Task: The pictures in the data below are to be omitted; all else must be duplicated exactly.

Items from an interface collection:
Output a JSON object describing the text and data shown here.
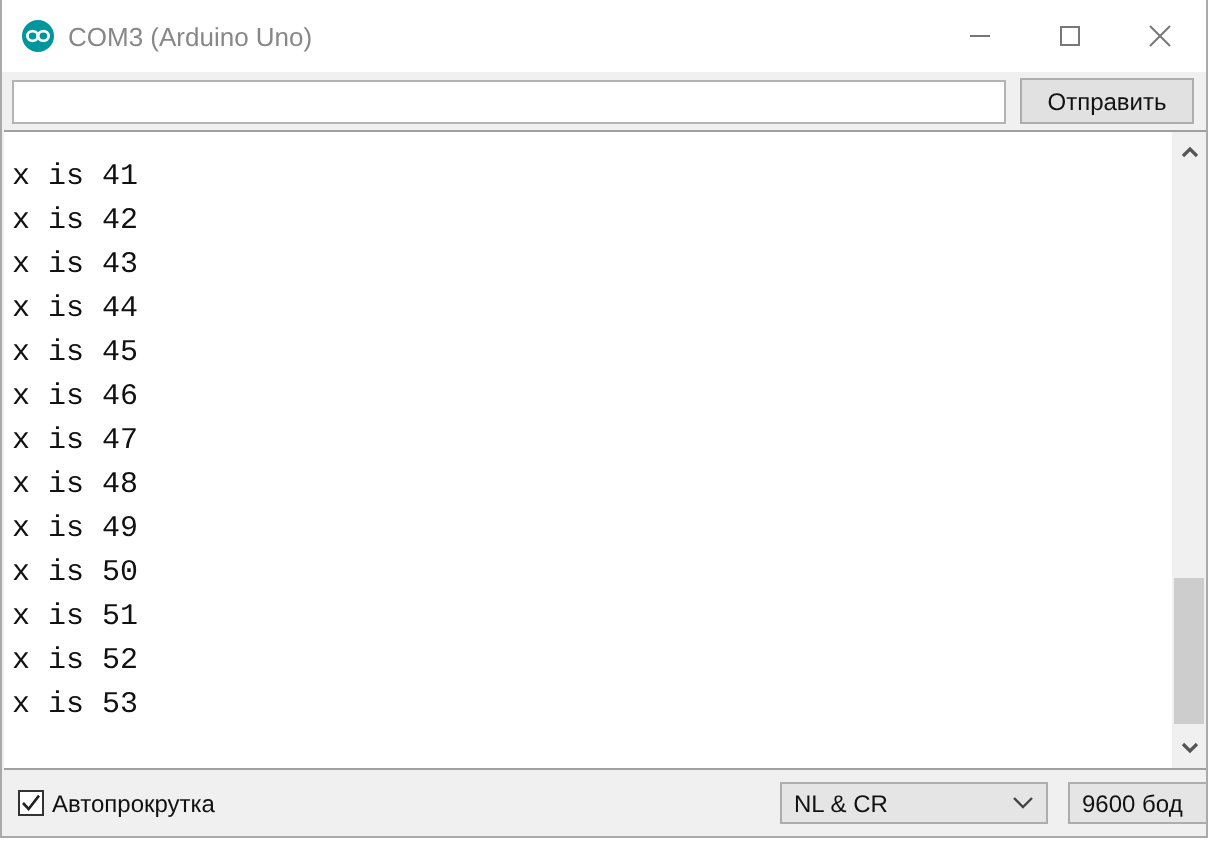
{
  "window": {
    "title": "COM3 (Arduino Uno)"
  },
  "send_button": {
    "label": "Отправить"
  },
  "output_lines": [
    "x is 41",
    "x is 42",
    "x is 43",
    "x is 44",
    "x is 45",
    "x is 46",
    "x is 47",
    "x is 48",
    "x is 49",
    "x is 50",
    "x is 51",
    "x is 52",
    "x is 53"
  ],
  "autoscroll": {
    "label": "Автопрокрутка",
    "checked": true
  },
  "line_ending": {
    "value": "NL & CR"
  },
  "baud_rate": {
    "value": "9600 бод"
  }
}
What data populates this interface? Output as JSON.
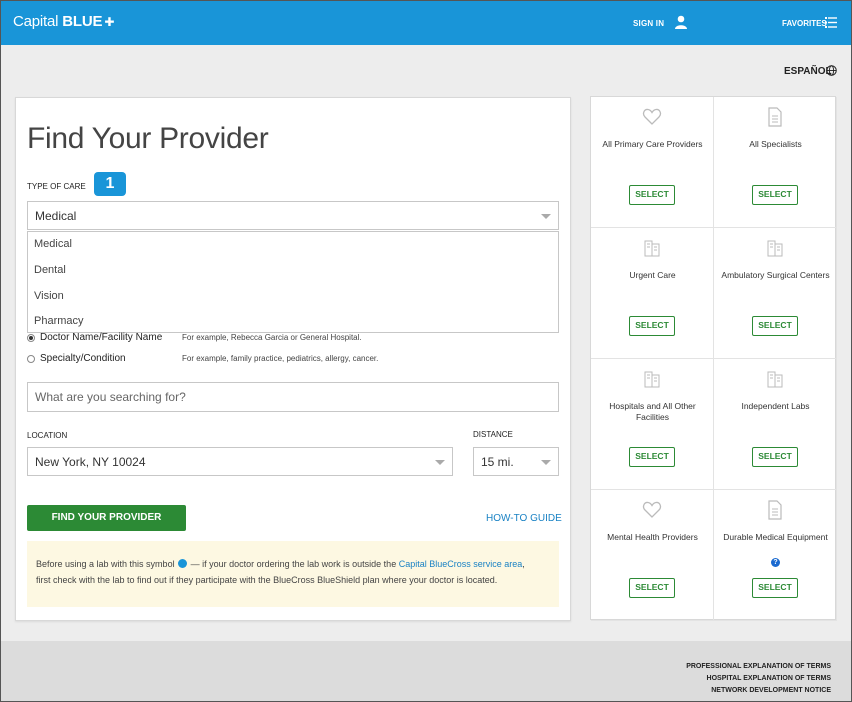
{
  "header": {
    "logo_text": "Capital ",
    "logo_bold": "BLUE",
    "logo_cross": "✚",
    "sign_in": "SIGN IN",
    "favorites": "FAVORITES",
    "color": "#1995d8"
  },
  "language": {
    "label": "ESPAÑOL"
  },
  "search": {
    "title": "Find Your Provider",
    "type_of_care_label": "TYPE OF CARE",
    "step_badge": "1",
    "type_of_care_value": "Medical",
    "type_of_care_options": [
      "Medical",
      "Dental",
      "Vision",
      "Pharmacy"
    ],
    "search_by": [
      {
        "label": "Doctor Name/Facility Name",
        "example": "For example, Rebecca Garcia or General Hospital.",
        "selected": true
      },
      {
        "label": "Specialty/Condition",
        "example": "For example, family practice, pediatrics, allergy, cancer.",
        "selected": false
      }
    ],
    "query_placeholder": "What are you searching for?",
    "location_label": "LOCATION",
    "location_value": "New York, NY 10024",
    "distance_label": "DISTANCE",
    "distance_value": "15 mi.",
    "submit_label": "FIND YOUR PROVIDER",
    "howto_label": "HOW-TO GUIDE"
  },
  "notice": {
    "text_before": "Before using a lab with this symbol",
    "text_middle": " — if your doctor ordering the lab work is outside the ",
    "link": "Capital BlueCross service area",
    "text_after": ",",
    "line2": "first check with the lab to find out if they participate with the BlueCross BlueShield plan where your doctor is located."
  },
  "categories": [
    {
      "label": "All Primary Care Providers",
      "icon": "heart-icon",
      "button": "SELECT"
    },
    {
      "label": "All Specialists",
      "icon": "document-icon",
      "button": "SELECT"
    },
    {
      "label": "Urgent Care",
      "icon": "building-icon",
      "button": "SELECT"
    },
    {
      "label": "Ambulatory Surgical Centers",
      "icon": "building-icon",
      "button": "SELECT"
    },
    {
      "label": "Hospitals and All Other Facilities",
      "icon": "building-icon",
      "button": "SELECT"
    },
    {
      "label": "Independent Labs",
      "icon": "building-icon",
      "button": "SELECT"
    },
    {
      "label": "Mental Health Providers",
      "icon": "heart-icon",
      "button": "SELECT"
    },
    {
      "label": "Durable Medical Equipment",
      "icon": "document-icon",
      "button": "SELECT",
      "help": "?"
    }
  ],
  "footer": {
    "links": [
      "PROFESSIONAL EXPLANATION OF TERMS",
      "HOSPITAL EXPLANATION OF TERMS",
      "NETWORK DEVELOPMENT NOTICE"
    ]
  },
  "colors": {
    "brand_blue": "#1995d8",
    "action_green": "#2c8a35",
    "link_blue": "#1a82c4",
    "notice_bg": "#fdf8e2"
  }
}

Exercise output:
Output a JSON object describing the text and data shown here.
{
  "window": {
    "title": "COM3 (Arduino Uno)"
  },
  "send_button": {
    "label": "Отправить"
  },
  "output_lines": [
    "x is 41",
    "x is 42",
    "x is 43",
    "x is 44",
    "x is 45",
    "x is 46",
    "x is 47",
    "x is 48",
    "x is 49",
    "x is 50",
    "x is 51",
    "x is 52",
    "x is 53"
  ],
  "autoscroll": {
    "label": "Автопрокрутка",
    "checked": true
  },
  "line_ending": {
    "value": "NL & CR"
  },
  "baud_rate": {
    "value": "9600 бод"
  }
}
What data populates this interface? Output as JSON.
{
  "header": {
    "logo_text": "Capital ",
    "logo_bold": "BLUE",
    "logo_cross": "✚",
    "sign_in": "SIGN IN",
    "favorites": "FAVORITES",
    "color": "#1995d8"
  },
  "language": {
    "label": "ESPAÑOL"
  },
  "search": {
    "title": "Find Your Provider",
    "type_of_care_label": "TYPE OF CARE",
    "step_badge": "1",
    "type_of_care_value": "Medical",
    "type_of_care_options": [
      "Medical",
      "Dental",
      "Vision",
      "Pharmacy"
    ],
    "search_by": [
      {
        "label": "Doctor Name/Facility Name",
        "example": "For example, Rebecca Garcia or General Hospital.",
        "selected": true
      },
      {
        "label": "Specialty/Condition",
        "example": "For example, family practice, pediatrics, allergy, cancer.",
        "selected": false
      }
    ],
    "query_placeholder": "What are you searching for?",
    "location_label": "LOCATION",
    "location_value": "New York, NY 10024",
    "distance_label": "DISTANCE",
    "distance_value": "15 mi.",
    "submit_label": "FIND YOUR PROVIDER",
    "howto_label": "HOW-TO GUIDE"
  },
  "notice": {
    "text_before": "Before using a lab with this symbol",
    "text_middle": " — if your doctor ordering the lab work is outside the ",
    "link": "Capital BlueCross service area",
    "text_after": ",",
    "line2": "first check with the lab to find out if they participate with the BlueCross BlueShield plan where your doctor is located."
  },
  "categories": [
    {
      "label": "All Primary Care Providers",
      "icon": "heart-icon",
      "button": "SELECT"
    },
    {
      "label": "All Specialists",
      "icon": "document-icon",
      "button": "SELECT"
    },
    {
      "label": "Urgent Care",
      "icon": "building-icon",
      "button": "SELECT"
    },
    {
      "label": "Ambulatory Surgical Centers",
      "icon": "building-icon",
      "button": "SELECT"
    },
    {
      "label": "Hospitals and All Other Facilities",
      "icon": "building-icon",
      "button": "SELECT"
    },
    {
      "label": "Independent Labs",
      "icon": "building-icon",
      "button": "SELECT"
    },
    {
      "label": "Mental Health Providers",
      "icon": "heart-icon",
      "button": "SELECT"
    },
    {
      "label": "Durable Medical Equipment",
      "icon": "document-icon",
      "button": "SELECT",
      "help": "?"
    }
  ],
  "footer": {
    "links": [
      "PROFESSIONAL EXPLANATION OF TERMS",
      "HOSPITAL EXPLANATION OF TERMS",
      "NETWORK DEVELOPMENT NOTICE"
    ]
  },
  "colors": {
    "brand_blue": "#1995d8",
    "action_green": "#2c8a35",
    "link_blue": "#1a82c4",
    "notice_bg": "#fdf8e2"
  }
}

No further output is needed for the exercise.